The hypothesis called “panspermia” proposes an interplanetary transfer of life. Experiments have exposed extremophilic organisms to outer space to test microbe survivability and the panspermia hypothesis. Microbes inside shielding material with sufficient thickness to protect them from UV-irradiation can survive in space.

This process has been called “lithopanspermia,” meaning rocky panspermia. We previously proposed sub-millimeter cell pellets (aggregates) could survive in the harsh space environment based on an on-ground laboratory experiment.

Tanpopo is a Japanese astrobiological space exposure experiment on ISS

To test our hypothesis, we placed dried cell pellets of the radioresistant bacteria Deinococcus spp. in aluminum plate wells in exposure panels attached to the outside of the International Space Station (ISS). We exposed microbial cell pellets with different thickness to space environments. The results indicated the importance of the aggregated form of cells for surviving in harsh space environment.
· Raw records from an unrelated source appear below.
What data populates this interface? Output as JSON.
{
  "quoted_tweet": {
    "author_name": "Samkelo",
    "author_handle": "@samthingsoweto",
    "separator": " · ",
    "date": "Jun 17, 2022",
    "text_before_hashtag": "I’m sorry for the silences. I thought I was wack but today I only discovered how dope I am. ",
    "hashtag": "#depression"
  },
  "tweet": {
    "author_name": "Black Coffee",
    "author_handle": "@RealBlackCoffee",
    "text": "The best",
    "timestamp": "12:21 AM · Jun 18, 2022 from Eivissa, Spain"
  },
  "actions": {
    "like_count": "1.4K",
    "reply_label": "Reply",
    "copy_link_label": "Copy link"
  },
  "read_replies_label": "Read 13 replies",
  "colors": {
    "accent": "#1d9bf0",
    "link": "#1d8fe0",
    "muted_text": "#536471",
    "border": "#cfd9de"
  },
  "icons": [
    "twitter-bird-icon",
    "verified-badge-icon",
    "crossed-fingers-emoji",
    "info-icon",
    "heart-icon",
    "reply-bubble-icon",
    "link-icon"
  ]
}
We also analyzed the samples exposed to space from 1 to 3 years.

The experimental design enabled us to get and extrapolate the survival time course to predict the survival time of Deinococcus radiodurans. Dried deinococcal cell pellets of 500 μm thickness were alive after 3 years of space exposure and repaired DNA damage at cultivation. Thus, cell pellets 1 mm in diameter have sufficient protection from UV and are estimated to endure the space environment for 2–8 years, extrapolating the survival curve and considering the illumination efficiency of the space experiment.

Experimental tools in the Tanpopo mission. (A) Sample plate (18 mm in diameter) with wells (2 mm in diameter) filled with deinococcal cells. Image (B) and cross-section (C) of an exposure unit. A metal mesh was placed at the top of the window to prevent scattering of accidentally broken windows. Wells of the upper sample plate were filled with deinococcal cells to different depths. The lower sample plate contained the dark control samples (modified from Kawaguchi et al., 2016). (D) Each exposure panel was comprised of 20 exposure units (modified from Kawaguchi et al., 2016). A1–A4: D. radioduras wild type R1 and mutant strains KH311, rec30, and UVS78, under MgF2 window. A5: D. aerius TR0125 under MgF2 window. B1: D. radioduras R1 under quartz window. F1 and F2: Alanine VUV dosimeter under MgF2 window. G1 and G2: Alanine VUV dosimeter under SiO2 window. The windows of F2 and G2 were coated with Au neutral density filter. H1, H2, H3, and H4: Ionization radiation dosimeter.

Comparison of the survival of different DNA repair-deficient mutants suggested that cell aggregates exposed in space for 3 years suffered DNA damage, which is most efficiently repaired by the uvrA gene and uvdE gene products, which are responsible for nucleotide excision repair and UV-damage excision repair. Collectively, these results support the possibility of microbial cell aggregates (pellets) as an ark for interplanetary transfer of microbes within several years.

More info: Tanpopo Astrobiology Space Exposure Experiment On ISS

Full paper: DNA Damage and Survival Time Course of Deinococcal Cell Pellets During 3 Years of Exposure to Outer Space, Frontiers in Microbiology (open access)


Explorers Club Fellow, ex-NASA Space Station Payload manager/space biologist, Away Teams, Journalist, Lapsed climber, Synaesthete, Na’Vi-Jedi-Freman-Buddhist-mix, ASL, Devon Island and Everest Base Camp veteran, (he/him) 🖖🏻